According to Scholars, There are currently 101 different types of Bible, that is, 101 completed translations of the Bible in English.
Which Bible Translation is Best?
The New American Standard Bible (NASB) is widely considered the best Bible translation due to the abovementioned facts.
The Bible has 66 books in a total of both the Old Testament and New Testament and written by 40 different authors over a period of 1500 years.
List of Bible Translations
There is a list of Bible translations in English below to choose from when you are studying, reading the Bible, doing your research, or seeking help. You need to choose from the Bible translation you understand the most.
- King James Version (KJV)
- New International Version (NIV)
- New American Standard Bible (NASB)
- New King James Version (NKJV)

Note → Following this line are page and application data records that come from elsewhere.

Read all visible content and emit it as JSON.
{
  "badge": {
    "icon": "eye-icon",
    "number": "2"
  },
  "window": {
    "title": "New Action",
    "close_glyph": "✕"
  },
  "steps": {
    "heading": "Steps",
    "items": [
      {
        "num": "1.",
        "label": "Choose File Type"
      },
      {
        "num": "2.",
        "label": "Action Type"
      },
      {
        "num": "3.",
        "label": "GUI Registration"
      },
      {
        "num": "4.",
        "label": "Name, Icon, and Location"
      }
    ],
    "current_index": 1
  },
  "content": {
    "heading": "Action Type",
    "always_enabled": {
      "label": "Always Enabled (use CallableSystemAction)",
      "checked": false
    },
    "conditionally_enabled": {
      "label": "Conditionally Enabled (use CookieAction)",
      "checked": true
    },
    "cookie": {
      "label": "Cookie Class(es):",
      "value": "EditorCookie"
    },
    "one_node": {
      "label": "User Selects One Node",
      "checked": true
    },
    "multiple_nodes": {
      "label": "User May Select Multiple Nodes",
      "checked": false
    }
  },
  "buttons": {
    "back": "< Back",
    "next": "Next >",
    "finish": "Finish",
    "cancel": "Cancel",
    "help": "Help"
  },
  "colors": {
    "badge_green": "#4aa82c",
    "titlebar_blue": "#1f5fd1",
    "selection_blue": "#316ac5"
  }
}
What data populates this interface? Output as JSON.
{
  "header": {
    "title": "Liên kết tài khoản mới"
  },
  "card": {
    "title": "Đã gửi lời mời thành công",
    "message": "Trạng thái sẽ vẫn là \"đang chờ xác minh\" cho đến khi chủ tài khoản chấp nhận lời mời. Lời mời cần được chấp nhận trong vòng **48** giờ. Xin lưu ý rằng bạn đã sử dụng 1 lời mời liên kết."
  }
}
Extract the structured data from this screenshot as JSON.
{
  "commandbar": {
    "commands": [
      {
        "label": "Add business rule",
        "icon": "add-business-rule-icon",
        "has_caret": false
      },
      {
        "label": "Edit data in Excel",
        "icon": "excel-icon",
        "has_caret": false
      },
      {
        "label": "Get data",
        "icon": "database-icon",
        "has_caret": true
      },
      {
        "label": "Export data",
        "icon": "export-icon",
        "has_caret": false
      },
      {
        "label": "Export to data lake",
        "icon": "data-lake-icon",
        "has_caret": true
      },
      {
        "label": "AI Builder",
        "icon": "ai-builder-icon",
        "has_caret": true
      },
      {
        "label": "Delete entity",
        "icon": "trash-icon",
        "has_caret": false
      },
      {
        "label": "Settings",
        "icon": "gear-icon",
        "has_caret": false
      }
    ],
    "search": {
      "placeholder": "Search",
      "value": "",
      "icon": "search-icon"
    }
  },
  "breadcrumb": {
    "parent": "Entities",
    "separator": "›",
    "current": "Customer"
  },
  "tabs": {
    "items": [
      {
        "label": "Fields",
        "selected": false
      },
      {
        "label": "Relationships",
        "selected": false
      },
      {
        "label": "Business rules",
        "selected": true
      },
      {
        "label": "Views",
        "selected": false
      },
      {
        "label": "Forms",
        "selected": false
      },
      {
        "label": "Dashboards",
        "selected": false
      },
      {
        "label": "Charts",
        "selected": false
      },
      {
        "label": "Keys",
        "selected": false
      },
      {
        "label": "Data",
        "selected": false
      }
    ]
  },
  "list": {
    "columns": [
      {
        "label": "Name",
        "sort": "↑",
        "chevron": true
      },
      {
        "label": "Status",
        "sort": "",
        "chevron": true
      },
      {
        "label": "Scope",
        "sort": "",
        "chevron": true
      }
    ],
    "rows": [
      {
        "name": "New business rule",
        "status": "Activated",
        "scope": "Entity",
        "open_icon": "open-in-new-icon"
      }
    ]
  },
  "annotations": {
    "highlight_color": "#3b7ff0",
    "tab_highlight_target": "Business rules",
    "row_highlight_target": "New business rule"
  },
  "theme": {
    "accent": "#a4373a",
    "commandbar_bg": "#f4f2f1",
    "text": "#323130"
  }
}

- English Standard Version (ESV)
- New Living Translation (NLT)
- Holman Christian Standard Bible (HCSB)
- New Revised Standard Version (NRSV)
- Common English Bible (CEB)
- New International Readers Version (NIRV)
- Easy-To-Read Version (ERV)
- New Century Version (NCV)
- New English Bible (NEB)
- American Standard Version (ASV)
- Good News Bible (GNB) / Today’s English Version (TEV)
- Amplified Bible (AMP)
- Today’s New International Version (TNIV)
- New English Translation (NET)
- Lexham English Bible (LEB)
- Revised Standard Version (RSV)
- Contemporary English Version (CEV)
- God’s Word Translation (GW)
- Complete Jewish Bible (CJB)
- Bible in Basic English (BBE)
- The Voice Bible (VOICE)
- Berean Study Bible (BSB)
- Tree of Life Bible (TLB)
- 21st Century King James Version (KJ21)
- Christian Community Bible, English version (CCB)
- Modern King James Version (MKJV)
- Modern English Version (MEV)?
- World English Bible (WEB)
- The Holy Bible: Jah International Version: The Sacred Scriptures of Rastafari (JIV)
- Names of God Bible (NOG)
- Revised English Bible (REB)
- Literal Standard Version (LSV)
- Emphasized Bible (EBR)
- Jerusalem Bible (JB)
- Douay–Rheims Bible (DRB)
- Coverdale Bible (TCB)
- Wycliffe Bible
- Tyndale Bible
- Coverdale Bible
- Matthew Bible
- Great Bible
- The Bishops’ Bible
- Douay-Rheims Version (DRV)
- Geneva Bible
- Concordant Literal Version (CLV)
- New American Bible (NAB)
- The Living Bible (TLB)
- The Message (MSG)
- Pure Word Bible (PWB)
- Young’s Literal Translation (YLT)
- 365 Day Bible (365DB)